Wikipedia co-founder Larry Sanger, speaking with CNET this month, spoke about his new project: Citizendium (short for Citizens’ Compendium). It differs from Wikipedia in that it “abolishes posting on wikis anonymously, brings in experts to edit submissions, and enforces strict reviewing procedures.” Money Quote:
Well there’s a lot of different views that people take about the credibility of experts per se, right? I mean, I myself (don’t get) all gaga over someone simply because he or she has got a Ph.D. I think, however, that the fact that someone has credentials of various sorts–not just degrees–is an indicator that they know unusual amounts about very specific subjects. So really, the question here is why should anybody think that people that are considered by society as experts are really credible or reliable? That’s a question for each of us to answer, I think, on our own. If it has to come down to my believing someone when someone writes something on a Web site, I would rather believe someone who has made it his or her life work to study something than someone who’s read a single book on the subject written by that expert.

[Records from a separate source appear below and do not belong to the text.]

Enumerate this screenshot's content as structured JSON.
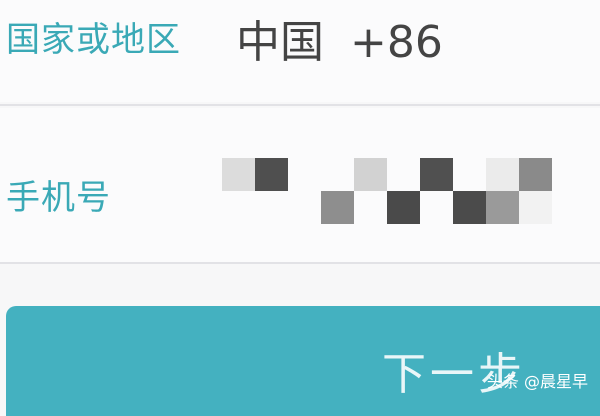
{
  "form": {
    "country_label": "国家或地区",
    "country_name": "中国",
    "country_code": "+86",
    "phone_label": "手机号",
    "phone_value_obscured": true
  },
  "actions": {
    "next_label": "下一步"
  },
  "watermark": {
    "text": "头条 @晨星早"
  },
  "colors": {
    "accent": "#3aa9b6",
    "button": "#44b1c0",
    "background": "#f7f7f8"
  }
}
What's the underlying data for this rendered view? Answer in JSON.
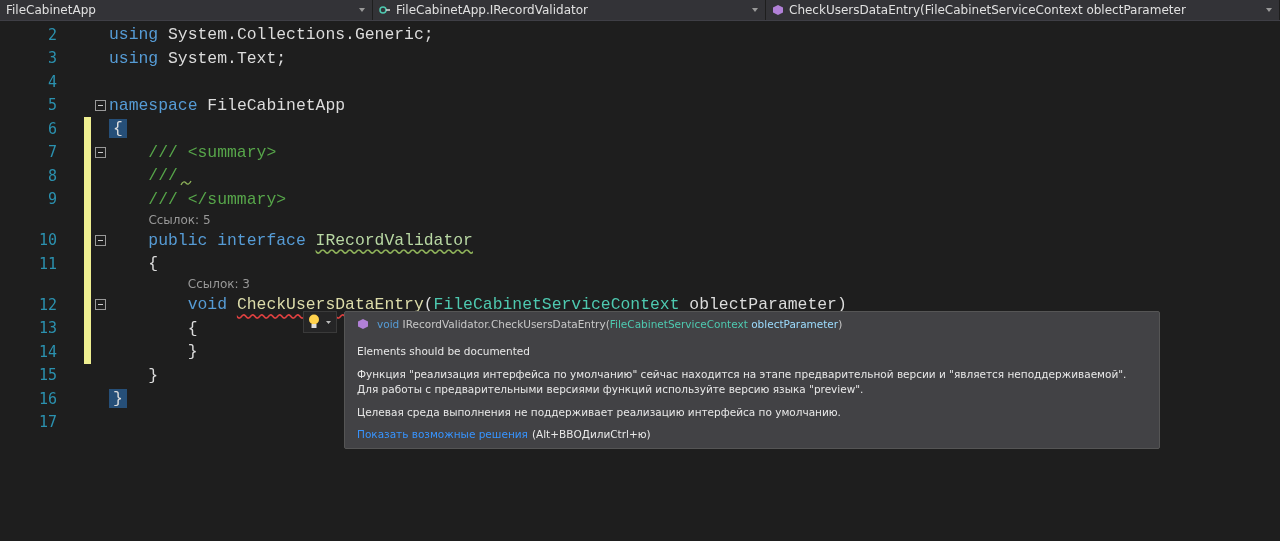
{
  "navigation_bar": [
    {
      "label": "FileCabinetApp",
      "kind": "project"
    },
    {
      "label": "FileCabinetApp.IRecordValidator",
      "kind": "interface"
    },
    {
      "label": "CheckUsersDataEntry(FileCabinetServiceContext oblectParameter",
      "kind": "method"
    }
  ],
  "code_lines": [
    {
      "number": "2",
      "changed": false,
      "fold": false,
      "tokens": [
        {
          "text": "using",
          "kind": "keyword"
        },
        {
          "text": " System.Collections.Generic;",
          "kind": "plain"
        }
      ]
    },
    {
      "number": "3",
      "changed": false,
      "fold": false,
      "tokens": [
        {
          "text": "using",
          "kind": "keyword"
        },
        {
          "text": " System.Text;",
          "kind": "plain"
        }
      ]
    },
    {
      "number": "4",
      "changed": false,
      "fold": false
    },
    {
      "number": "5",
      "changed": false,
      "fold": true,
      "tokens": [
        {
          "text": "namespace",
          "kind": "keyword"
        },
        {
          "text": " FileCabinetApp",
          "kind": "plain"
        }
      ]
    },
    {
      "number": "6",
      "changed": true,
      "fold": false,
      "tokens": [
        {
          "text": "{",
          "kind": "brace-match"
        }
      ]
    },
    {
      "number": "7",
      "changed": true,
      "fold": true,
      "tokens": [
        {
          "text": "    /// <summary>",
          "kind": "comment"
        }
      ]
    },
    {
      "number": "8",
      "changed": true,
      "fold": false,
      "tokens": [
        {
          "text": "    ///",
          "kind": "comment",
          "warning_squiggle_after": true
        }
      ]
    },
    {
      "number": "9",
      "changed": true,
      "fold": false,
      "tokens": [
        {
          "text": "    /// </summary>",
          "kind": "comment"
        }
      ]
    },
    {
      "number": "10",
      "changed": true,
      "fold": true,
      "codelens": "Ссылок: 5",
      "tokens": [
        {
          "text": "    public interface ",
          "kind": "keyword"
        },
        {
          "text": "IRecordValidator",
          "kind": "interface",
          "warning_squiggle": true
        }
      ]
    },
    {
      "number": "11",
      "changed": true,
      "fold": false,
      "tokens": [
        {
          "text": "    {",
          "kind": "plain"
        }
      ]
    },
    {
      "number": "12",
      "changed": true,
      "fold": true,
      "codelens": "Ссылок: 3",
      "tokens": [
        {
          "text": "        void ",
          "kind": "keyword"
        },
        {
          "text": "CheckUsersDataEntry",
          "kind": "method",
          "error_squiggle": true
        },
        {
          "text": "(",
          "kind": "plain"
        },
        {
          "text": "FileCabinetServiceContext",
          "kind": "class"
        },
        {
          "text": " oblectParameter)",
          "kind": "plain"
        }
      ]
    },
    {
      "number": "13",
      "changed": true,
      "fold": false,
      "tokens": [
        {
          "text": "        {",
          "kind": "plain"
        }
      ]
    },
    {
      "number": "14",
      "changed": true,
      "fold": false,
      "tokens": [
        {
          "text": "        }",
          "kind": "plain"
        }
      ]
    },
    {
      "number": "15",
      "changed": false,
      "fold": false,
      "tokens": [
        {
          "text": "    }",
          "kind": "plain"
        }
      ]
    },
    {
      "number": "16",
      "changed": false,
      "fold": false,
      "tokens": [
        {
          "text": "}",
          "kind": "brace-match"
        }
      ]
    },
    {
      "number": "17",
      "changed": false,
      "fold": false
    }
  ],
  "quick_info": {
    "signature": [
      {
        "text": "void",
        "kind": "keyword"
      },
      {
        "text": " IRecordValidator.CheckUsersDataEntry(",
        "kind": "plain"
      },
      {
        "text": "FileCabinetServiceContext",
        "kind": "class"
      },
      {
        "text": " oblectParameter",
        "kind": "param"
      },
      {
        "text": ")",
        "kind": "plain"
      }
    ],
    "messages": [
      "Elements should be documented",
      "Функция \"реализация интерфейса по умолчанию\" сейчас находится на этапе предварительной версии и \"является неподдерживаемой\". Для работы с предварительными версиями функций используйте версию языка \"preview\".",
      "Целевая среда выполнения не поддерживает реализацию интерфейса по умолчанию."
    ],
    "link": "Показать возможные решения",
    "shortcut": "(Alt+ВВОДилиCtrl+ю)"
  }
}
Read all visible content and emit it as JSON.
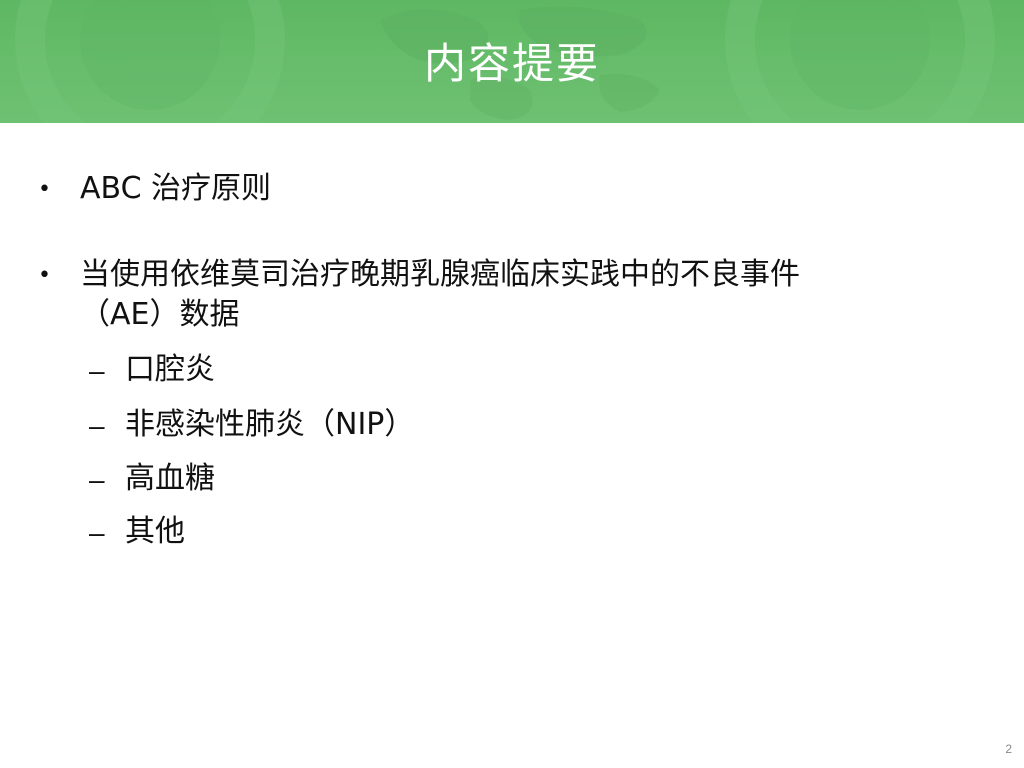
{
  "slide": {
    "title": "内容提要",
    "bullet_glyph": "•",
    "dash_glyph": "–",
    "items": [
      {
        "text": "ABC 治疗原则"
      },
      {
        "text_line1": "当使用依维莫司治疗晚期乳腺癌临床实践中的不良事件",
        "text_line2": "（AE）数据"
      }
    ],
    "sub_items": [
      {
        "text": "口腔炎"
      },
      {
        "text": "非感染性肺炎（NIP）"
      },
      {
        "text": "高血糖"
      },
      {
        "text": "其他"
      }
    ],
    "page_number": "2"
  },
  "colors": {
    "header_green": "#67bd6b",
    "title_text": "#ffffff",
    "body_text": "#111111"
  }
}
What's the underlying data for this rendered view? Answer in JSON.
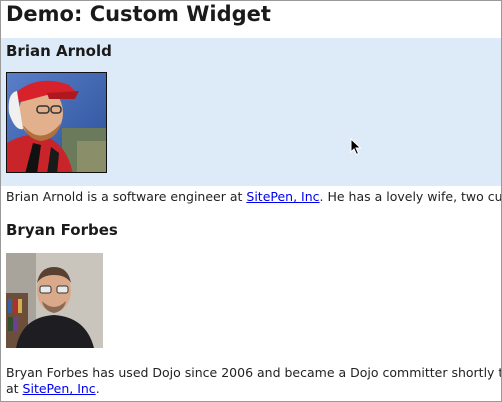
{
  "page": {
    "title": "Demo: Custom Widget"
  },
  "authors": [
    {
      "name": "Brian Arnold",
      "bio_before": "Brian Arnold is a software engineer at ",
      "link_text": "SitePen, Inc",
      "bio_after": ". He has a lovely wife, two cu"
    },
    {
      "name": "Bryan Forbes",
      "bio_line1": "Bryan Forbes has used Dojo since 2006 and became a Dojo committer shortly t",
      "bio_line2_before": "at ",
      "link_text": "SitePen, Inc",
      "bio_line2_after": "."
    }
  ],
  "colors": {
    "highlight": "#ddeaf8",
    "link": "#0000ee"
  },
  "icons": {
    "cursor": "mouse-pointer-icon"
  }
}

This could be interesting. A few months ago we saw the start of Conservapedia, which was the conservatives’ response to Wiki, which is considered “far too liberal.” I don’t necessarily agree with that judgement–I don’t think Wiki is necessarily liberal or conservative at all. Just highly, highly unreliable because anyone with a keyboard and an opinion can post it as fact. Remember Stephen Colbert’s entries he did while on the air, removing all references to George Washington owning slaves?
Regardless of your political disposition, this could seriously effect the discourse among bloggers and commenters. As I myself have experienced, what one person considers a reliable source, another often considers biased or just plain unreliable. Oftentimes it leads us through the meandering path illustrated in the pic on the left, from the NYTimes (click for larger version):
Now imagine a universally respected resource that would put everyone on level ground where arguments can stand on their own merit, not on disputed sources.
There I go dreaming again.
But Citizendium appears to have its uses nonetheless, foremost among them (in my never humble opinion) its potential as a reliable source for students and teachers alike. An on-site Essay, “Why the Citizendium Will (Probably) Succeed” sums it up nicely: Citizendium has grown directly out of Wikipedia’s credibility problems.
Every plugged-in student and researcher in the world has been given a giant “encyclopedia” that, despite lacking authoritativeness, is just so darned useful that it seems inefficient to consult anything else.
Unlike Wikipedia, Citizendium’s search for credibility is the driving force, and relying on experts to provide the info instead of any John Doe on the street has to be good.